Not unexpectedly, questions of embodiment and connections with the mind and the brain constitute the most extensive section of the Proceedings; many incorporating simultaneously the other Proceedings themes in their discussions. Investigations into embodied cognition and practices from visual artists’ perspectives invite comparisons with dancerly explorations of connecting mind and body, further embedding transdisciplinary concepts. Notions of identity, becoming, stillness, sensory awareness, liminality, embodied knowing, kinaesthetic empathy, somatic and therapeutic practices all find a place in this section, opening up our understandings of mind/body connections in relation to creative arts practices and allowing us to gain insights into related and contrasting mind/body pathways.
How the mind/body works in pedagogy and theory is also explored in this section, which has parallels with papers in re-thinking the way we teach/make dance in terms of espousing knowing-in-action, reflective processes and accepting the holistic premise that dance ‘literacy’ encompasses dancing, teaching and scholarship, from a child’s earliest dance experiences through to adulthood and beyond. We welcome two papers which deal with clinical health and that assist our understanding of sources of physical problems leading to dance injuries as well as how arts-based practices can inform and be informed by therapeutic practices.
Within this section is a grouped set of seven papers under the sub-title of ‘Dance and Cognition’, led by Catherine Stevens. These papers form an ongoing investigation as part of an Australian Research Council grant into the latest research in this area. Revealing how dance and science can inform each other, these papers provide perspectives on the Global Summit themes from the viewpoints of dance, humanities, psychology, neuroscience, and cognitive science.

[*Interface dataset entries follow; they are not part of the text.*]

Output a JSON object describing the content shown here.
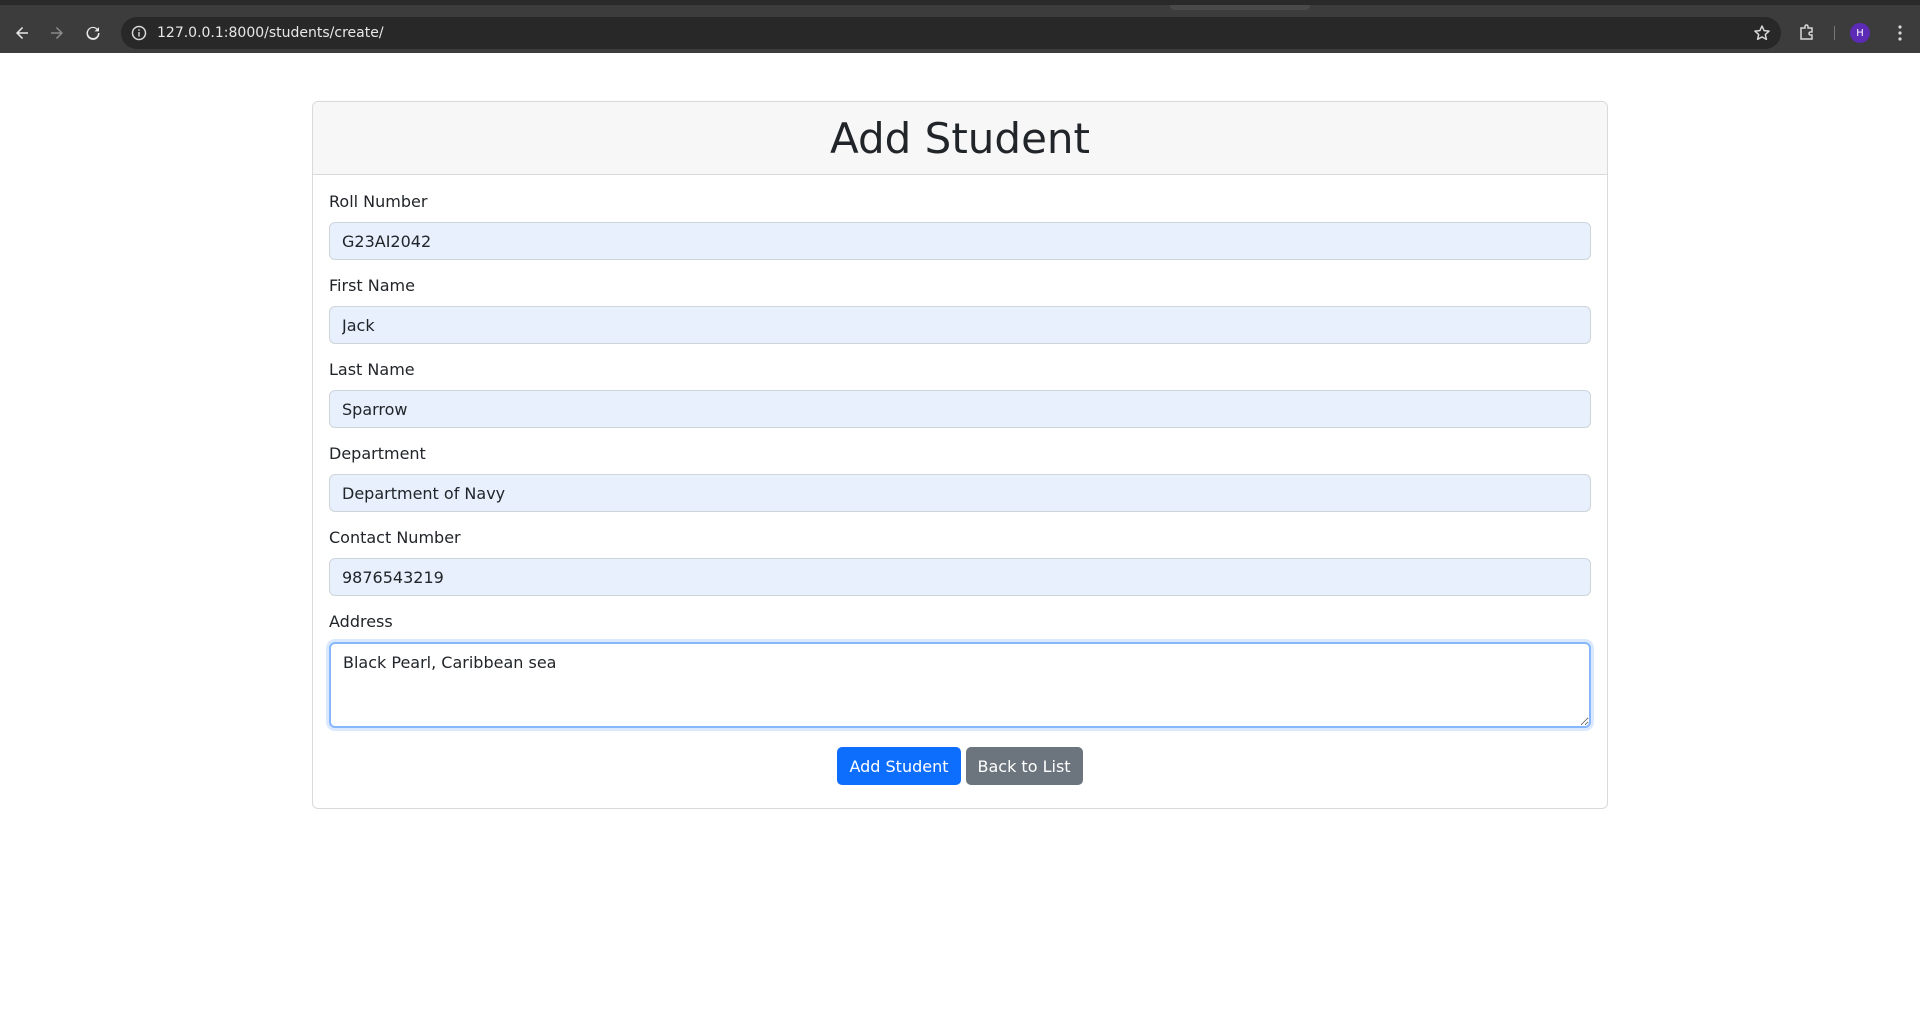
{
  "browser": {
    "url": "127.0.0.1:8000/students/create/",
    "avatar_letter": "H"
  },
  "page": {
    "title": "Add Student"
  },
  "form": {
    "fields": [
      {
        "label": "Roll Number",
        "value": "G23AI2042"
      },
      {
        "label": "First Name",
        "value": "Jack"
      },
      {
        "label": "Last Name",
        "value": "Sparrow"
      },
      {
        "label": "Department",
        "value": "Department of Navy"
      },
      {
        "label": "Contact Number",
        "value": "9876543219"
      }
    ],
    "address": {
      "label": "Address",
      "value": "Black Pearl, Caribbean sea"
    },
    "submit_label": "Add Student",
    "back_label": "Back to List"
  },
  "colors": {
    "primary": "#0d6efd",
    "secondary": "#6c757d",
    "autofill_bg": "#e8f0fe"
  }
}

This section explores neuroaesthetics, how software can effectively contribute to dancers’ creative decisions, how the brain engages in watching and evaluating dance and what that tells us about novice and expert observers’ experiences. These scientific approaches dialogue with case studies of somatic approaches in developing an effective youth dance project experience and the mind/bodily engagement through improvisation to create meaning in dance.